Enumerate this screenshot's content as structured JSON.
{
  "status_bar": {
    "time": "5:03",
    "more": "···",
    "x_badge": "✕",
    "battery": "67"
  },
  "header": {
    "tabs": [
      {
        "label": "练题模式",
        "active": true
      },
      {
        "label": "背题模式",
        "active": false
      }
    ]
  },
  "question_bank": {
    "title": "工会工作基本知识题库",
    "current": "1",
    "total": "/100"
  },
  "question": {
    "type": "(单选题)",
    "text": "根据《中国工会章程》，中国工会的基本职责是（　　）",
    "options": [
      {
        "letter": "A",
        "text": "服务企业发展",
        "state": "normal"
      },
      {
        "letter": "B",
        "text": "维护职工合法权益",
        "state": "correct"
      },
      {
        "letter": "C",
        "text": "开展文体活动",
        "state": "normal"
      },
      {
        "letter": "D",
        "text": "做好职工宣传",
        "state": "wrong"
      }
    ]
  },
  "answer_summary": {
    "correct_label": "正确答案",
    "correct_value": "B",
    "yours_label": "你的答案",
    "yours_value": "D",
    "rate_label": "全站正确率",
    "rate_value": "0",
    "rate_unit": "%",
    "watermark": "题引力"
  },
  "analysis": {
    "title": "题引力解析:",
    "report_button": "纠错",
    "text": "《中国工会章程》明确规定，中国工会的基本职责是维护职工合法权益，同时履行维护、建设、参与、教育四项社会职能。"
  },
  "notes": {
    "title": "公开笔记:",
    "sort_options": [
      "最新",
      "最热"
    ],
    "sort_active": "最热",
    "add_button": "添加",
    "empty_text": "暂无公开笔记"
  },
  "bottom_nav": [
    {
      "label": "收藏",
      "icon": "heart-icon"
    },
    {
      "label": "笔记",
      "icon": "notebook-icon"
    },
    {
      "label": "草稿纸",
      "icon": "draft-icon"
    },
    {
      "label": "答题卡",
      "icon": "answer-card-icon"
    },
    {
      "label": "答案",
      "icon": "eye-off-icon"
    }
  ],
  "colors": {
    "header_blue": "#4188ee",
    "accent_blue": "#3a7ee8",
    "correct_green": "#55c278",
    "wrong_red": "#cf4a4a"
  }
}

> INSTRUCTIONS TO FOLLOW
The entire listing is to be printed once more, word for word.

> EXERCISE ANSWER
Enumerate this screenshot's content as structured JSON.
{
  "status_bar": {
    "time": "5:03",
    "more": "···",
    "x_badge": "✕",
    "battery": "67"
  },
  "header": {
    "tabs": [
      {
        "label": "练题模式",
        "active": true
      },
      {
        "label": "背题模式",
        "active": false
      }
    ]
  },
  "question_bank": {
    "title": "工会工作基本知识题库",
    "current": "1",
    "total": "/100"
  },
  "question": {
    "type": "(单选题)",
    "text": "根据《中国工会章程》，中国工会的基本职责是（　　）",
    "options": [
      {
        "letter": "A",
        "text": "服务企业发展",
        "state": "normal"
      },
      {
        "letter": "B",
        "text": "维护职工合法权益",
        "state": "correct"
      },
      {
        "letter": "C",
        "text": "开展文体活动",
        "state": "normal"
      },
      {
        "letter": "D",
        "text": "做好职工宣传",
        "state": "wrong"
      }
    ]
  },
  "answer_summary": {
    "correct_label": "正确答案",
    "correct_value": "B",
    "yours_label": "你的答案",
    "yours_value": "D",
    "rate_label": "全站正确率",
    "rate_value": "0",
    "rate_unit": "%",
    "watermark": "题引力"
  },
  "analysis": {
    "title": "题引力解析:",
    "report_button": "纠错",
    "text": "《中国工会章程》明确规定，中国工会的基本职责是维护职工合法权益，同时履行维护、建设、参与、教育四项社会职能。"
  },
  "notes": {
    "title": "公开笔记:",
    "sort_options": [
      "最新",
      "最热"
    ],
    "sort_active": "最热",
    "add_button": "添加",
    "empty_text": "暂无公开笔记"
  },
  "bottom_nav": [
    {
      "label": "收藏",
      "icon": "heart-icon"
    },
    {
      "label": "笔记",
      "icon": "notebook-icon"
    },
    {
      "label": "草稿纸",
      "icon": "draft-icon"
    },
    {
      "label": "答题卡",
      "icon": "answer-card-icon"
    },
    {
      "label": "答案",
      "icon": "eye-off-icon"
    }
  ],
  "colors": {
    "header_blue": "#4188ee",
    "accent_blue": "#3a7ee8",
    "correct_green": "#55c278",
    "wrong_red": "#cf4a4a"
  }
}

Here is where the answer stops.